Barrel Effects: While shooting a firearm, the most noticeable effects are impulse (the bang) and the subsequent recoil in conjunction with the movement of the slide or bolt. However, few shooters realize there is a tremendous amount of activity within the barrel itself. The rapid gas expansion that creates pressure to propel a projectile down the bore causes the barrel to expand. Concurrently, the rifling that forces the projectile to spin as it proceeds down the bore also creates a torque in the opposite direction, causing the barrel to “twist” in the opposite direction of the rifling. Meanwhile, the impulse and rapid gas expansion that sends the projectile forward also causes the barrel to vibrate and literally whip. Picture yourself holding the end of a taught rope, quickly moving the end in your hand, and watching the wave move down the rope.
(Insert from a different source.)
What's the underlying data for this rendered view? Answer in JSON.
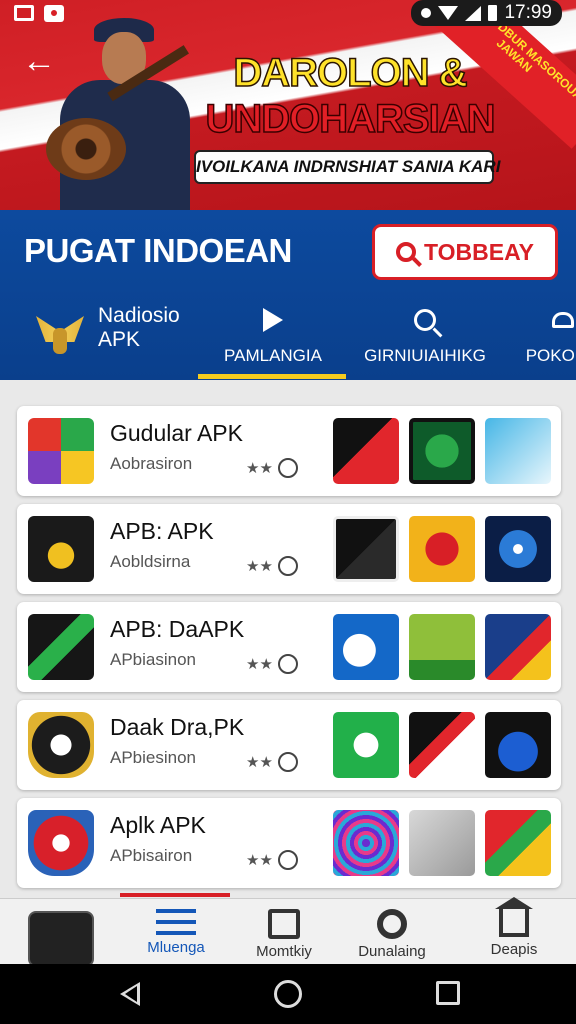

With all these forces acting on the barrel as the projectile moves forward, mechanical precision can only be attained if the projectile exits the moving barrel at the exact same time in its movement. The amount of barrel movement is affected by the quality of the barrel construction material, barrel thickness and the points of contact with the barrel (in rifles, this is considered bedding or free floating to ensure there is limited contact with the stock). In general, lighter and thinner barrels are more affected by expansion, twist, vibration and whip. Conversely, heavier and thicker barrels are less affected and enhance precision.

barrelcrowns, internal ballistics, Howard Hall, Aegis Academy, Gun Training, Firearms TrainingBarrel Crown: While there are many forces exerted on the projectile as it travels down the barrel, the very last influence occurs as the projectile makes its very last contact with the barrel. The shape of the barrel crown will determine this last influence as the projectile enters the atmosphere and residual gas expansion makes its last push against the base of the projectile. If the crown is machined in an uneven manner or if there is some damage to the crown, the last “gas push” will be unevenly distributed on the projectile causing unwanted yaw that will send it away from the intended area of the target. Often, the barrel crown is recessed with ample material on the outer part of the barrel protecting the inner bore where the crown resides. Even if the barrel crown is not damaged by misuse or impact, heavy use combined with a lack of cleaning can erode the surface of the crown and cause an uneven gas expansion that leads to a lack of precision.

internal ballistics, Howard Hall, Aegis Academy, Gun Training, Firearms TrainingWe’ve only scratched the surface on this topic. I’ve only selected some topics I believe to be the most compelling and interesting to our shooters. If you are interested in gaining a deeper understanding of internal ballistics, I very highly recommend Robert A. Rinker’s book “Understanding Firearm Ballistics.” He provides a straight-forward no-nonsense approach that appeals to shooters looking for easy to understand concepts as well as advanced mathematics and physics principles. Find more information on Rinker’s book here.

Stay safe and shoot straight!

First Published at Aegis Academy

About Author

– Howard Hall

Range Master

Howard HallHoward has served for nearly 20 years in the Marine Corps. He has served as a Platoon Commander, Company Commander, Battalion Executive Officer, Regimental Operations Officer, and Battalion Commander. He has multiple combat tours to include serving as a military transition team member in Fallujah. He is an NRA Certified handgun instructor and holds numerous Marine Corps training credentials. An active competitor in action pistol (United States Practical Shooting Association), long range rifle (NRA F-Class), and shotgun (Amateur Trapshooting Association, National Skeet Shooting Association), howard has earned numerous accolades and medaled during DoD competitions with the 1911 platform in bulls-eye shooting.